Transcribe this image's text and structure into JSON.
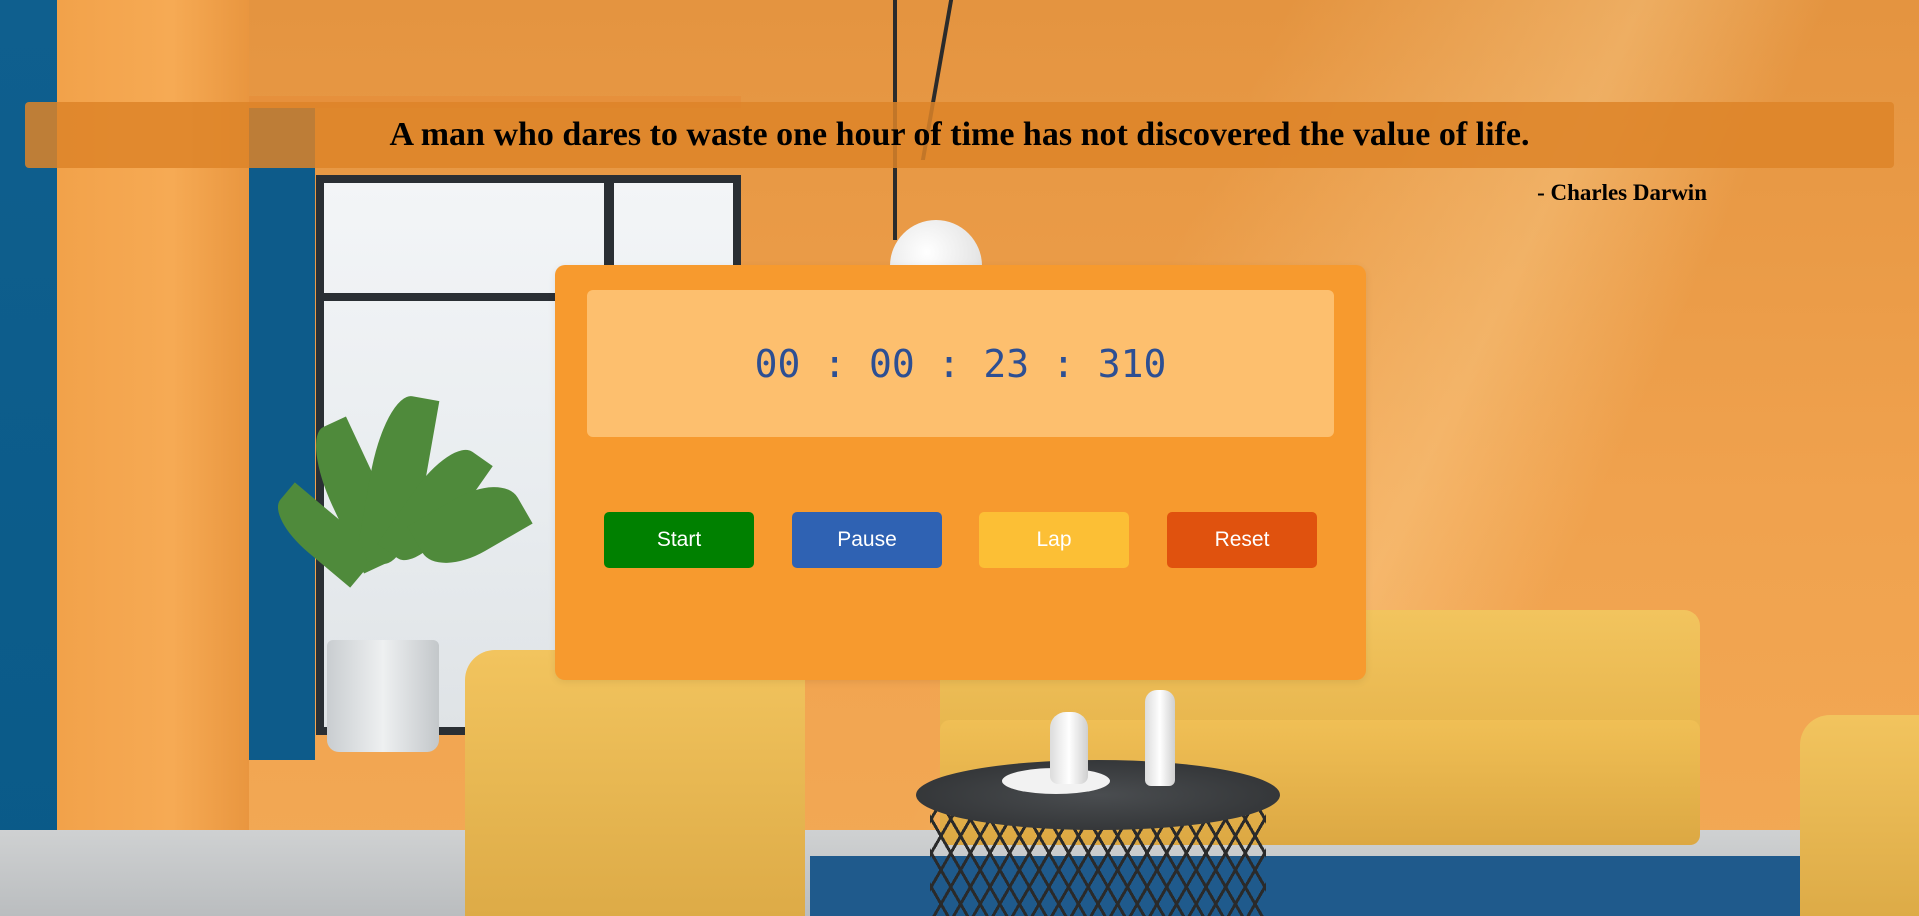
{
  "quote": {
    "text": "A man who dares to waste one hour of time has not discovered the value of life.",
    "author": "- Charles Darwin"
  },
  "stopwatch": {
    "time_display": "00 : 00 : 23 : 310"
  },
  "controls": {
    "start_label": "Start",
    "pause_label": "Pause",
    "lap_label": "Lap",
    "reset_label": "Reset"
  },
  "colors": {
    "card_background": "#f79a2e",
    "display_background": "#fdbf6e",
    "display_text": "#2d4f93",
    "start": "#008000",
    "pause": "#2f62b3",
    "lap": "#fcbf35",
    "reset": "#e0520e"
  }
}
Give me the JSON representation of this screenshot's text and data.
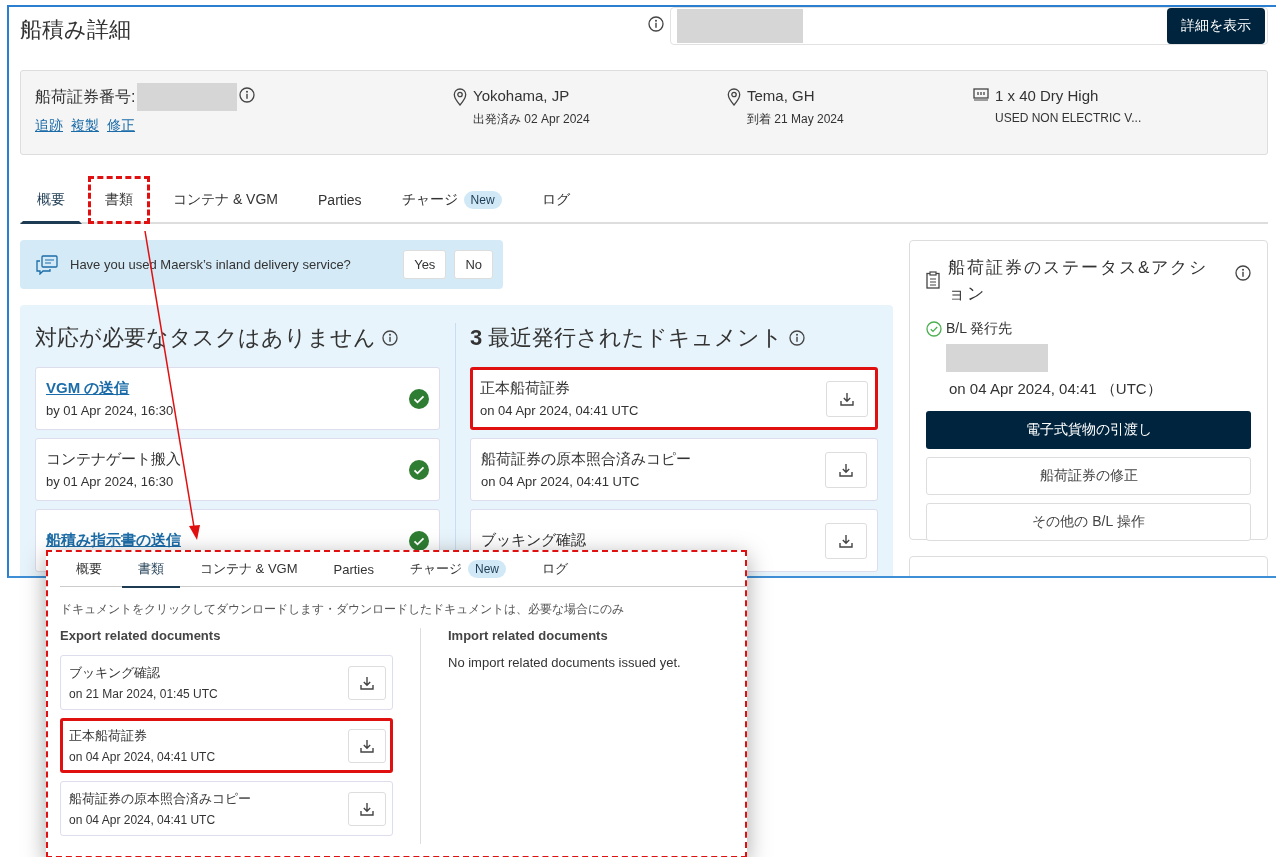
{
  "header": {
    "title": "船積み詳細",
    "view_button": "詳細を表示"
  },
  "summary": {
    "bl_label": "船荷証券番号:",
    "links": [
      "追跡",
      "複製",
      "修正"
    ],
    "places": [
      {
        "kind": "origin",
        "place": "Yokohama, JP",
        "detail": "出発済み 02 Apr 2024"
      },
      {
        "kind": "destination",
        "place": "Tema, GH",
        "detail": "到着 21 May 2024"
      },
      {
        "kind": "cargo",
        "place": "1 x 40 Dry High",
        "detail": "USED NON ELECTRIC V..."
      }
    ]
  },
  "tabs": [
    {
      "label": "概要",
      "selected": true,
      "highlighted": false
    },
    {
      "label": "書類",
      "selected": false,
      "highlighted": true
    },
    {
      "label": "コンテナ & VGM",
      "selected": false,
      "highlighted": false
    },
    {
      "label": "Parties",
      "selected": false,
      "highlighted": false
    },
    {
      "label": "チャージ",
      "badge": "New",
      "selected": false,
      "highlighted": false
    },
    {
      "label": "ログ",
      "selected": false,
      "highlighted": false
    }
  ],
  "banner": {
    "text": "Have you used Maersk’s inland delivery service?",
    "buttons": [
      "Yes",
      "No"
    ]
  },
  "tasks": {
    "heading": "対応が必要なタスクはありません",
    "items": [
      {
        "title": "VGM の送信",
        "kind": "link",
        "due": "by 01 Apr 2024, 16:30",
        "done": true
      },
      {
        "title": "コンテナゲート搬入",
        "kind": "plain",
        "due": "by 01 Apr 2024, 16:30",
        "done": true
      },
      {
        "title": "船積み指示書の送信",
        "kind": "link",
        "done": true
      }
    ]
  },
  "recent_docs": {
    "count": "3",
    "heading": "最近発行されたドキュメント",
    "docs": [
      {
        "name": "正本船荷証券",
        "date": "on 04 Apr 2024, 04:41 UTC",
        "highlighted": true
      },
      {
        "name": "船荷証券の原本照合済みコピー",
        "date": "on 04 Apr 2024, 04:41 UTC",
        "highlighted": false
      },
      {
        "name": "ブッキング確認",
        "highlighted": false
      }
    ]
  },
  "bl_status": {
    "title": "船荷証券のステータス&アクション",
    "status": "B/L 発行先",
    "date": "on 04 Apr 2024, 04:41 （UTC）",
    "buttons": [
      {
        "label": "電子式貨物の引渡し",
        "kind": "primary"
      },
      {
        "label": "船荷証券の修正",
        "kind": "secondary"
      },
      {
        "label": "その他の B/L 操作",
        "kind": "secondary"
      }
    ]
  },
  "callout": {
    "tabs": [
      {
        "label": "概要",
        "selected": false
      },
      {
        "label": "書類",
        "selected": true
      },
      {
        "label": "コンテナ & VGM",
        "selected": false
      },
      {
        "label": "Parties",
        "selected": false
      },
      {
        "label": "チャージ",
        "badge": "New",
        "selected": false
      },
      {
        "label": "ログ",
        "selected": false
      }
    ],
    "note": "ドキュメントをクリックしてダウンロードします・ダウンロードしたドキュメントは、必要な場合にのみ",
    "export": {
      "heading": "Export related documents",
      "docs": [
        {
          "name": "ブッキング確認",
          "date": "on 21 Mar 2024, 01:45 UTC",
          "highlighted": false
        },
        {
          "name": "正本船荷証券",
          "date": "on 04 Apr 2024, 04:41 UTC",
          "highlighted": true
        },
        {
          "name": "船荷証券の原本照合済みコピー",
          "date": "on 04 Apr 2024, 04:41 UTC",
          "highlighted": false
        }
      ]
    },
    "import": {
      "heading": "Import related documents",
      "empty": "No import related documents issued yet."
    }
  }
}
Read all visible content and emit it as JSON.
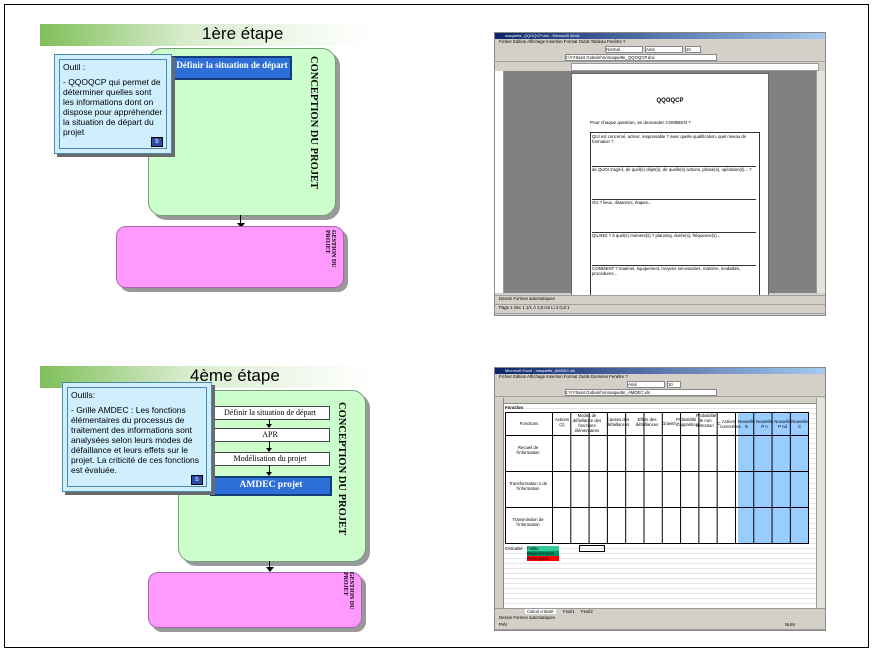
{
  "slide1": {
    "title": "1ère étape",
    "box_label": "Définir la situation de départ",
    "vertical_title": "CONCEPTION DU PROJET",
    "pink_title": "GESTION DU PROJET",
    "callout_title": "Outil :",
    "callout_body": "- QQOQCP qui permet de déterminer quelles sont les informations dont on dispose pour appréhender la situation de départ du projet",
    "callout_button": "b"
  },
  "word": {
    "window_title": "maquette_QQOQCP.doc - Microsoft Word",
    "menu": "Fichier  Edition  Affichage  Insertion  Format  Outils  Tableau  Fenêtre  ?",
    "font_style": "Normal",
    "font_name": "Arial",
    "font_size": "10",
    "address": "I:\\YYSaint Gobain\\Vu\\maquette_QQOQCP.doc",
    "doc_title": "QQOQCP",
    "intro": "Pour chaque question, se demander COMBIEN ?",
    "rows": [
      "QUI est concerné, acteur, responsable ? avec quelle qualification, quel niveau de formation ?",
      "de QUOI s'agit-il, de quel(s) objet(s), de quelle(s) actions, phase(s), opération(s)... ?",
      "OU ? lieux, distances, étapes...",
      "QUAND ? à quel(s) moment(s) ? planning, durée(s), fréquence(s)...",
      "COMMENT ? matériel, équipement, moyens nécessaires, manière, modalités, procédures..."
    ],
    "status": "Page 1    Sec 1    1/1    À 2,5 cm    Li 1    Col 1",
    "drawing": "Dessin  Formes automatiques"
  },
  "slide2": {
    "title": "4ème étape",
    "steps": [
      "Définir la situation de départ",
      "APR",
      "Modélisation du projet",
      "AMDEC projet"
    ],
    "vertical_title": "CONCEPTION DU PROJET",
    "pink_title": "GESTION DU PROJET",
    "callout_title": "Outils:",
    "callout_body": "- Grille AMDEC : Les fonctions élémentaires du processus de traitement des informations sont analysées selon leurs modes de défaillance et leurs effets sur le projet. La criticité de ces fonctions est évaluée.",
    "callout_button": "b"
  },
  "excel": {
    "window_title": "Microsoft Excel - maquette_AMDEC.xls",
    "menu": "Fichier  Edition  Affichage  Insertion  Format  Outils  Données  Fenêtre  ?",
    "font_name": "Arial",
    "font_size": "10",
    "address": "I:\\YYSaint Gobain\\Vu\\maquette_AMDEC.xls",
    "section": "Fonction",
    "headers": [
      "Fonctions",
      "Actions (1)",
      "Modes de défaillance des fonctions élémentaires",
      "Causes des défaillances",
      "Effets des défaillances",
      "Gravité",
      "Probabilité d'apparition",
      "Probabilité de non détection",
      "C",
      "Actions correctives",
      "Nouvelle G",
      "Nouvelle P n",
      "Nouvelle P nd",
      "Nouvelle C"
    ],
    "row_labels": [
      "Recueil de l'information",
      "Transformation n de l'information",
      "Transmission de l'information"
    ],
    "legend_label": "Criticalité",
    "legend_items": [
      "Faible",
      "Moyennement",
      "Forte grave"
    ],
    "sheet_tabs": [
      "Calcul criticité",
      "Feuil1",
      "Feuil2"
    ],
    "status_left": "Prêt",
    "status_right": "NUM",
    "colors": {
      "blue_cols": "#99ccff",
      "legend_green": "#33cc99",
      "legend_teal": "#009966",
      "legend_red": "#ff0000"
    }
  }
}
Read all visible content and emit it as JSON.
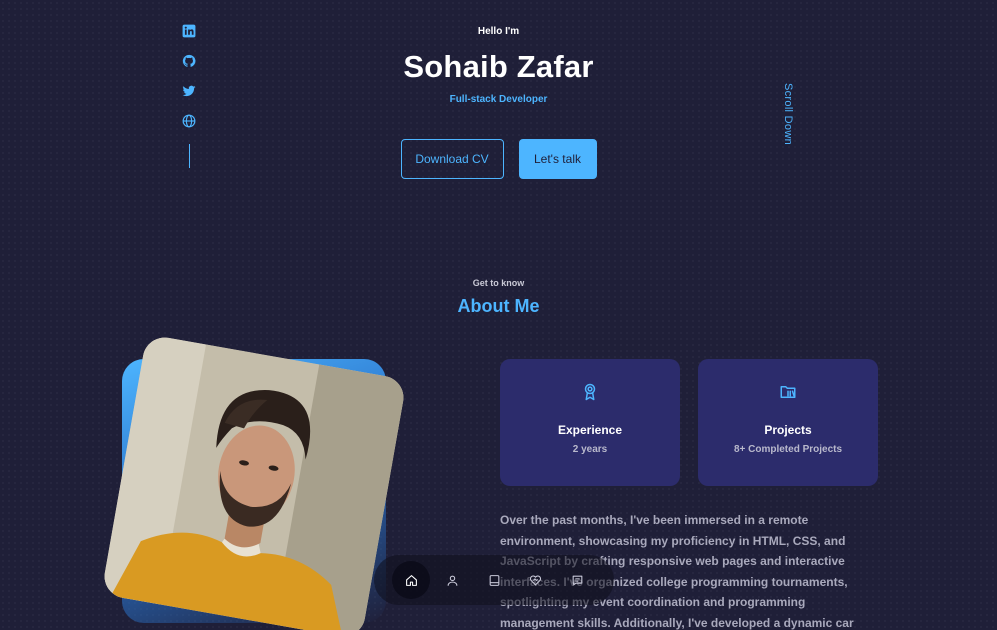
{
  "header": {
    "greeting": "Hello I'm",
    "name": "Sohaib Zafar",
    "role": "Full-stack Developer",
    "download_cv": "Download CV",
    "lets_talk": "Let's talk",
    "scroll_down": "Scroll Down"
  },
  "socials": [
    {
      "icon": "linkedin-icon"
    },
    {
      "icon": "github-icon"
    },
    {
      "icon": "twitter-icon"
    },
    {
      "icon": "globe-icon"
    }
  ],
  "about": {
    "subtitle": "Get to know",
    "title": "About Me",
    "cards": [
      {
        "icon": "award-icon",
        "title": "Experience",
        "value": "2 years"
      },
      {
        "icon": "folder-icon",
        "title": "Projects",
        "value": "8+ Completed Projects"
      }
    ],
    "text": "Over the past months, I've been immersed in a remote environment, showcasing my proficiency in HTML, CSS, and JavaScript by crafting responsive web pages and interactive interfaces. I've organized college programming tournaments, spotlighting my event coordination and programming management skills. Additionally, I've developed a dynamic car insurance website, seamlessly integrating HTML, CSS, JavaScript,"
  },
  "nav": [
    {
      "icon": "home-icon",
      "active": true
    },
    {
      "icon": "user-icon",
      "active": false
    },
    {
      "icon": "book-icon",
      "active": false
    },
    {
      "icon": "service-icon",
      "active": false
    },
    {
      "icon": "message-icon",
      "active": false
    }
  ],
  "colors": {
    "background": "#1f1f38",
    "accent": "#4db5ff",
    "card": "#2c2c6c",
    "text_light": "#a9a9bc"
  }
}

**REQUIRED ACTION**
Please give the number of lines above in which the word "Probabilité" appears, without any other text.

**ANSWER FOR THE TASK**
2